College is often the first time young people experience financial independence and fiscal responsibility. Learning how to effectively manage money, stay within a budget and spend within limits can set the stage for long-term financial health and independence as an adult. It can also prompt the start of good savings habits, which can be beneficial later in life.
Establish Financial Expectations
Most college students are at least partially financially reliant on their parents or their families as they continue their educations. Establish guidelines with your parents about financial expectations while in college. For example, some parents want college students to get part-time jobs to help support themselves, while others offer to continue an allowance-type situation to allow college students to focus exclusively on their studies. Whatever way your family decides to progress, sit down and have a conversation about who will be responsible for what bills during the duration of college.

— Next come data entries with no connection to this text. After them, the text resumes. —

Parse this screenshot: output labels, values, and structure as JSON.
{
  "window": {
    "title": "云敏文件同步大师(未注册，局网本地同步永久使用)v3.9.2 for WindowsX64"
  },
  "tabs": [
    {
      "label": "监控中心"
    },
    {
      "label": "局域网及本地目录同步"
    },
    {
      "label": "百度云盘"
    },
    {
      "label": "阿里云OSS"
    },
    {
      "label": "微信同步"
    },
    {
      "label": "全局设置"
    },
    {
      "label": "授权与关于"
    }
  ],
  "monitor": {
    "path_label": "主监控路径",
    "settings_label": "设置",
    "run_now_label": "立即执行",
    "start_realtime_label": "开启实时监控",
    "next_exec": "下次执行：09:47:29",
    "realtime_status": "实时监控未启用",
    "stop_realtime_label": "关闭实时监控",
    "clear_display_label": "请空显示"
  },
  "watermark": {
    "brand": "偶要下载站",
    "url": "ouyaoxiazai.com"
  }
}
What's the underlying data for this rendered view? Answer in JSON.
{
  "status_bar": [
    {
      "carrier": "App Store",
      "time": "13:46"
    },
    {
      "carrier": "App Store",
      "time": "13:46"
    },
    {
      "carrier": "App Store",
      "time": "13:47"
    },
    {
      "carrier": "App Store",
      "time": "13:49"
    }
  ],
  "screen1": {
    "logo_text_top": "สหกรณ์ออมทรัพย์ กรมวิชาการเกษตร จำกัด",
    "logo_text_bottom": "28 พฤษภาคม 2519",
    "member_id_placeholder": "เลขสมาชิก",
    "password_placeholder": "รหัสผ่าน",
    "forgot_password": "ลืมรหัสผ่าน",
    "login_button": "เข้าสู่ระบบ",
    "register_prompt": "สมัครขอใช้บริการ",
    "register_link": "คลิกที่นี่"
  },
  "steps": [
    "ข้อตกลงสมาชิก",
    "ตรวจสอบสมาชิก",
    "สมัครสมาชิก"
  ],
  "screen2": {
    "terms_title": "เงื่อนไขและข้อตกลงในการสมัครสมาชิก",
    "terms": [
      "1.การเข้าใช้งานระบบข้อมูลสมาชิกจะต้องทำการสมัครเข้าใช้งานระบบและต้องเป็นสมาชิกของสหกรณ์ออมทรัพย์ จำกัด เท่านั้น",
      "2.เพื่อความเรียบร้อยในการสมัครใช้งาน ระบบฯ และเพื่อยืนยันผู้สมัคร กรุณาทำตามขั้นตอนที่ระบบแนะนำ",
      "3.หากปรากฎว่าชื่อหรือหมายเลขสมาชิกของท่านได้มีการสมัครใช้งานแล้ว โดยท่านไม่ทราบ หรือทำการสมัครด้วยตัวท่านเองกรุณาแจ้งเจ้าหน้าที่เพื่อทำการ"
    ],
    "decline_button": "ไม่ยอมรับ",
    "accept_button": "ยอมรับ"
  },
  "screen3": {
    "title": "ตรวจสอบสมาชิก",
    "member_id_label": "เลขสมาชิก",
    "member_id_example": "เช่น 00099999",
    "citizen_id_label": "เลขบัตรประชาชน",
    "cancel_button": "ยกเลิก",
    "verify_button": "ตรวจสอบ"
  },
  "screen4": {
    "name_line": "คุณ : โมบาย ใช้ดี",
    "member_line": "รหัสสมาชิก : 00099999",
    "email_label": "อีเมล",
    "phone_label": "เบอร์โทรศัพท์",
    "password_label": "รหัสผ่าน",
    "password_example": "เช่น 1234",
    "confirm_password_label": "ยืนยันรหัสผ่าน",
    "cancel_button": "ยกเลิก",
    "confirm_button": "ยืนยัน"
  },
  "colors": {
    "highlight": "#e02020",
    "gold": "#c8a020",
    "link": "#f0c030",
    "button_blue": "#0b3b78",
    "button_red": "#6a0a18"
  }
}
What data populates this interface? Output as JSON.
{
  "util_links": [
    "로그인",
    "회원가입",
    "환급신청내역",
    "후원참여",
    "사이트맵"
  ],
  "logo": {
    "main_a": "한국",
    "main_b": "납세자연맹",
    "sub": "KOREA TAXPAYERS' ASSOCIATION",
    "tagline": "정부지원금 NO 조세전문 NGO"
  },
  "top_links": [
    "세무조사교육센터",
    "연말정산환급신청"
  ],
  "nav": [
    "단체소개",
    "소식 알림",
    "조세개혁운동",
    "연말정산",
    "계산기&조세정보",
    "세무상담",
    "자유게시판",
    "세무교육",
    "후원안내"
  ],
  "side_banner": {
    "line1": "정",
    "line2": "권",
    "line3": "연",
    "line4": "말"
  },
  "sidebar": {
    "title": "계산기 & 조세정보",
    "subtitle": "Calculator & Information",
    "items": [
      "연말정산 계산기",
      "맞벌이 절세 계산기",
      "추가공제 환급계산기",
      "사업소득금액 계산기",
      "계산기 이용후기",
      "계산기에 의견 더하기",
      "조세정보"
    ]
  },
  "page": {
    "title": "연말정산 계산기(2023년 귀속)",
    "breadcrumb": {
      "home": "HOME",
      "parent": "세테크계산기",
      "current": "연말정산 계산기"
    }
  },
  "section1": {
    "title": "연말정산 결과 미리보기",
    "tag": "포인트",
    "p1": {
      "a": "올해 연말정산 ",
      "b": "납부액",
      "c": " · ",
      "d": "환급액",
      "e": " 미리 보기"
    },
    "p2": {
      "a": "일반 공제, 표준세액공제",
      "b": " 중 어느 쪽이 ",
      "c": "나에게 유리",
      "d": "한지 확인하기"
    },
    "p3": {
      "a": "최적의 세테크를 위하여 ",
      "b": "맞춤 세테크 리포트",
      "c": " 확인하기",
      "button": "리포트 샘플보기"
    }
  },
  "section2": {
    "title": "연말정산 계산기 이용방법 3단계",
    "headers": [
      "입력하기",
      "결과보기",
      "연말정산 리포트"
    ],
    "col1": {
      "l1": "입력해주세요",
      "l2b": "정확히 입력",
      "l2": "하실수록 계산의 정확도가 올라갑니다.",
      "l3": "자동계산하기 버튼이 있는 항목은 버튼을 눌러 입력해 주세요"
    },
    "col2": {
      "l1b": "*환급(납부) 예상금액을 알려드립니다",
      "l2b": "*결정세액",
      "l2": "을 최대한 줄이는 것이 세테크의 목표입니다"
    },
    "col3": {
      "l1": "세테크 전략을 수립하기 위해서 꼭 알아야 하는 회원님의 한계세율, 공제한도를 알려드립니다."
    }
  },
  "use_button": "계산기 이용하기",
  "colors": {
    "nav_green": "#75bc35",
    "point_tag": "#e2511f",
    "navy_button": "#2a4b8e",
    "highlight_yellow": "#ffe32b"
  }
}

Many college-related costs are set expenses. For example, tuition, fees and on-campus housing are usually grouped into set prices for a semester. Anticipate other expenses that fall outside this category. For example, consider necessary expenditures beyond the set fees, such as the costs for doing laundry, securing tutors or participating in on-campus activities, clubs and organizations. This gives you a broader understanding of what your total financial needs will be.
Whether your parents are paying for college, you have scholarships, or you’re applying for loans and financial aid, be involved in the application process and paperwork generation so you understand your expenses, finances and repayment obligations. Not only does this help you grasp your responsibilities, it also gives you a good understanding about the costs and value of continuing education.

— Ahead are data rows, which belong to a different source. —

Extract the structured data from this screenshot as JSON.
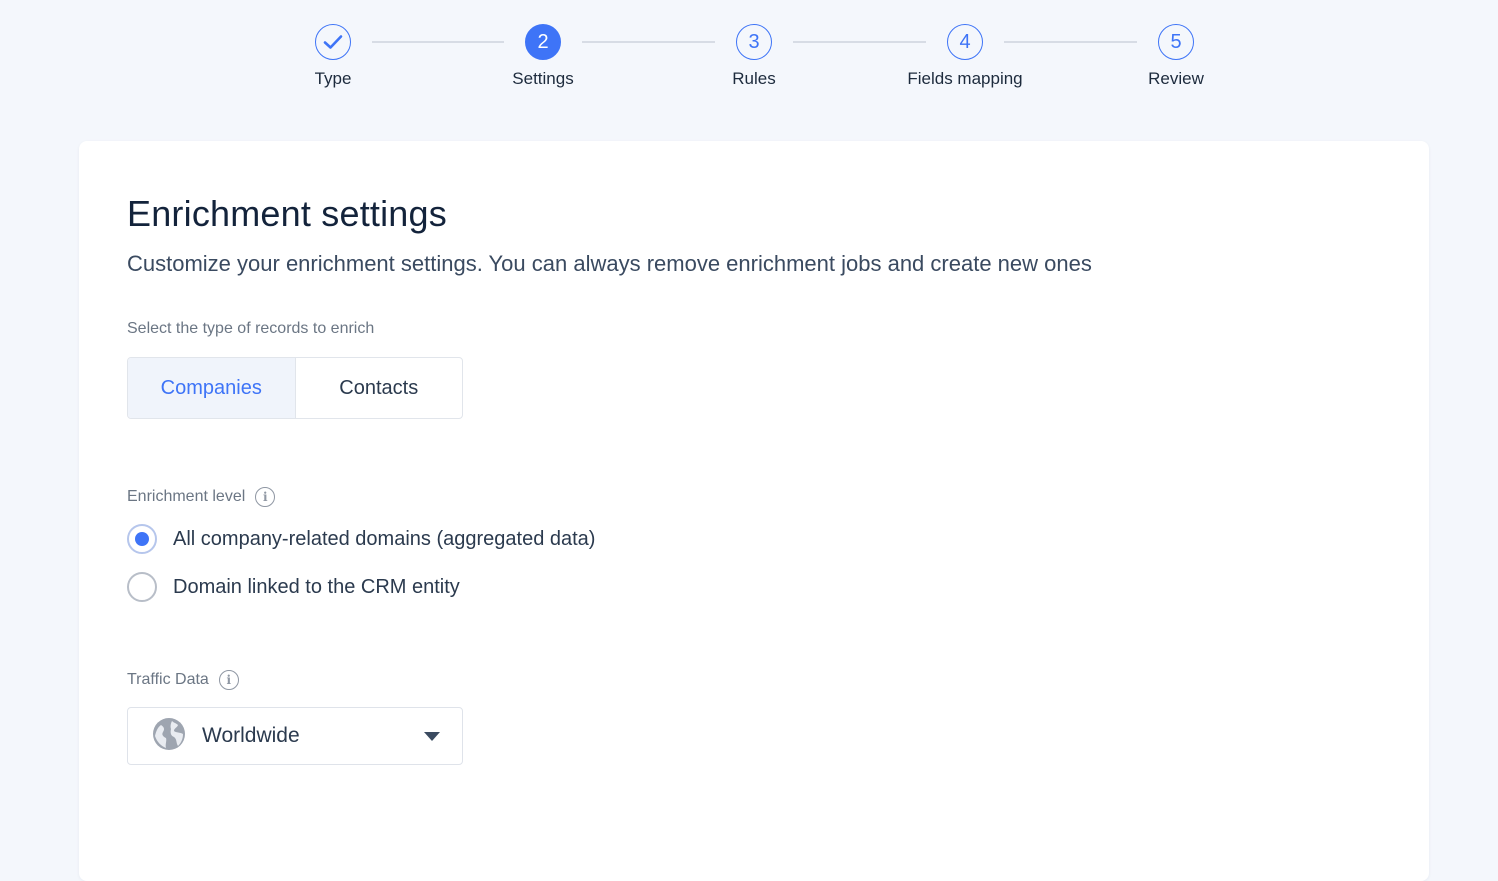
{
  "stepper": {
    "steps": [
      {
        "label": "Type",
        "number": "",
        "status": "completed"
      },
      {
        "label": "Settings",
        "number": "2",
        "status": "active"
      },
      {
        "label": "Rules",
        "number": "3",
        "status": "pending"
      },
      {
        "label": "Fields mapping",
        "number": "4",
        "status": "pending"
      },
      {
        "label": "Review",
        "number": "5",
        "status": "pending"
      }
    ]
  },
  "main": {
    "title": "Enrichment settings",
    "subtitle": "Customize your enrichment settings. You can always remove enrichment jobs and create new ones",
    "record_type": {
      "label": "Select the type of records to enrich",
      "options": [
        "Companies",
        "Contacts"
      ],
      "selected": "Companies"
    },
    "enrichment_level": {
      "label": "Enrichment level",
      "options": [
        {
          "label": "All company-related domains (aggregated data)",
          "checked": true
        },
        {
          "label": "Domain linked to the CRM entity",
          "checked": false
        }
      ]
    },
    "traffic_data": {
      "label": "Traffic Data",
      "value": "Worldwide",
      "icon": "globe-icon"
    }
  },
  "colors": {
    "accent": "#3e74f7",
    "background": "#f4f7fc",
    "card": "#ffffff"
  }
}
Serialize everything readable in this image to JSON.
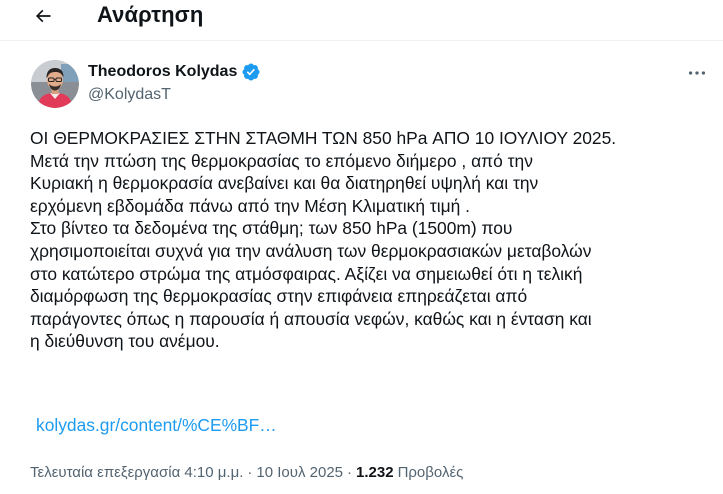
{
  "header": {
    "back_icon": "arrow-left-icon",
    "title": "Ανάρτηση"
  },
  "author": {
    "name": "Theodoros Kolydas",
    "handle": "@KolydasT",
    "verified": true,
    "verified_color": "#1d9bf0",
    "more_icon": "more-horizontal-icon"
  },
  "tweet": {
    "lines": [
      "ΟΙ ΘΕΡΜΟΚΡΑΣΙΕΣ ΣΤΗΝ ΣΤΑΘΜΗ ΤΩΝ 850 hPa ΑΠΟ 10 ΙΟΥΛΙΟΥ 2025.",
      "Μετά την πτώση της θερμοκρασίας το επόμενο διήμερο , από την",
      "Κυριακή η θερμοκρασία ανεβαίνει και θα διατηρηθεί υψηλή και την",
      "ερχόμενη εβδομάδα πάνω από την Μέση Κλιματική τιμή .",
      "Στο βίντεο τα δεδομένα της στάθμη; των 850 hPa (1500m) που",
      "χρησιμοποιείται συχνά για την ανάλυση των θερμοκρασιακών μεταβολών",
      "στο κατώτερο στρώμα της ατμόσφαιρας. Αξίζει να σημειωθεί ότι η τελική",
      "διαμόρφωση της θερμοκρασίας στην επιφάνεια επηρεάζεται από",
      "παράγοντες όπως η παρουσία ή απουσία νεφών, καθώς και η ένταση και",
      "η διεύθυνση του ανέμου."
    ],
    "link": "kolydas.gr/content/%CE%BF…",
    "link_color": "#1d9bf0"
  },
  "meta": {
    "edited_label": "Τελευταία επεξεργασία",
    "time": "4:10 μ.μ.",
    "separator": "·",
    "date": "10 Ιουλ 2025",
    "views_count": "1.232",
    "views_label": "Προβολές"
  }
}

Make a Budget
Create a budget that includes all the expenses you're likely to incur as a college student. Include things like personal hygiene needs, gas money, food and entertainment, clothing, medical care and living expenses not covered through on-campus housing. The budget should be specific and broken down into weekly or monthly increments to help you better manage your finances. Differentiate between “necessary” costs and extra expenditures so you know where to cut back if for any reason you go over budget. For example, ordering pizza every Friday night is fun, but not required, whereas paying for your car insurance is a necessity.
Live Within Your Means

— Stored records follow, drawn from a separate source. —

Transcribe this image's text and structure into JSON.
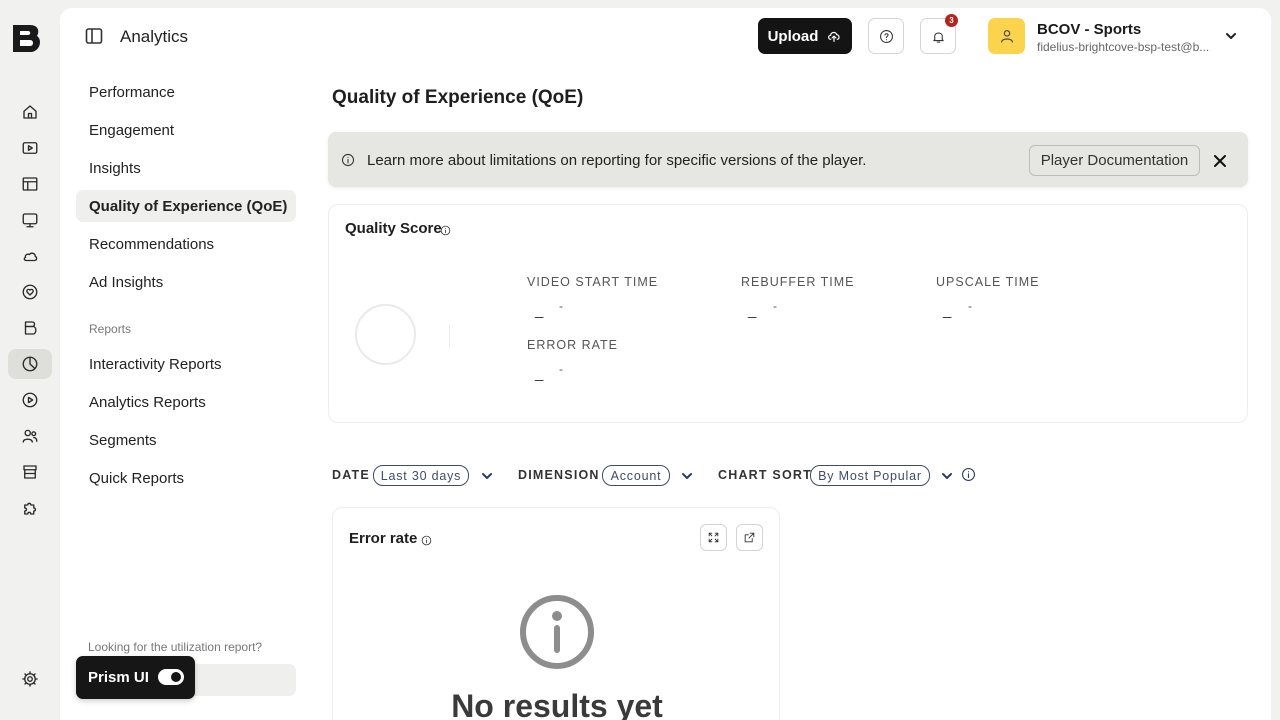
{
  "rail": {
    "items": [
      {
        "icon": "home-icon"
      },
      {
        "icon": "video-icon"
      },
      {
        "icon": "table-icon"
      },
      {
        "icon": "screen-icon"
      },
      {
        "icon": "cloud-icon"
      },
      {
        "icon": "heart-icon"
      },
      {
        "icon": "brand-icon"
      },
      {
        "icon": "analytics-icon",
        "active": true
      },
      {
        "icon": "play-icon"
      },
      {
        "icon": "users-icon"
      },
      {
        "icon": "store-icon"
      },
      {
        "icon": "puzzle-icon"
      },
      {
        "icon": "gear-icon"
      }
    ]
  },
  "header": {
    "title": "Analytics",
    "upload_label": "Upload",
    "notification_count": "3",
    "account_name": "BCOV - Sports",
    "account_email": "fidelius-brightcove-bsp-test@b..."
  },
  "subnav": {
    "items": [
      "Performance",
      "Engagement",
      "Insights",
      "Quality of Experience (QoE)",
      "Recommendations",
      "Ad Insights"
    ],
    "active_item": "Quality of Experience (QoE)",
    "reports_heading": "Reports",
    "reports_items": [
      "Interactivity Reports",
      "Analytics Reports",
      "Segments",
      "Quick Reports"
    ],
    "utilization_text": "Looking for the utilization report?",
    "prism_label": "Prism UI",
    "prism_on": true
  },
  "main": {
    "page_title": "Quality of Experience (QoE)",
    "banner": {
      "text": "Learn more about limitations on reporting for specific versions of the player.",
      "button_label": "Player Documentation"
    },
    "quality_score": {
      "title": "Quality Score",
      "metrics": [
        {
          "label": "VIDEO START TIME",
          "value": "_",
          "sub": "-"
        },
        {
          "label": "REBUFFER TIME",
          "value": "_",
          "sub": "-"
        },
        {
          "label": "UPSCALE TIME",
          "value": "_",
          "sub": "-"
        },
        {
          "label": "ERROR RATE",
          "value": "_",
          "sub": "-"
        }
      ]
    },
    "filters": {
      "date_label": "DATE",
      "date_value": "Last 30 days",
      "dimension_label": "DIMENSION",
      "dimension_value": "Account",
      "sort_label": "CHART SORT",
      "sort_value": "By Most Popular"
    },
    "error_card": {
      "title": "Error rate",
      "empty_text": "No results yet"
    }
  }
}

A lot of the lessons learned on college campuses are nonacademic and relate to life in the real world. As an exercise in financial responsibility, force yourself to live within your means. For example, if you have a $300 quarterly entertainment budget, and you buy $200 concert tickets during the first week, be mature enough to forgo most other activities for the rest of the period. Don't ask your parents for a bailout for financial missteps you make on your own. Instead, learn from them and figure out how to better manage your spending in the future.
Lisa McQuerrey has been a business writer since 1987. In 1994, she launched a full-service marketing and communications firm. McQuerrey's work has garnered awards from the U.S. Small Business Administration, the International Association of Business Communicators and the Associated Press. She is also the author of several nonfiction trade publications, and, in 2012, had her first young-adult novel published by Glass Page Books.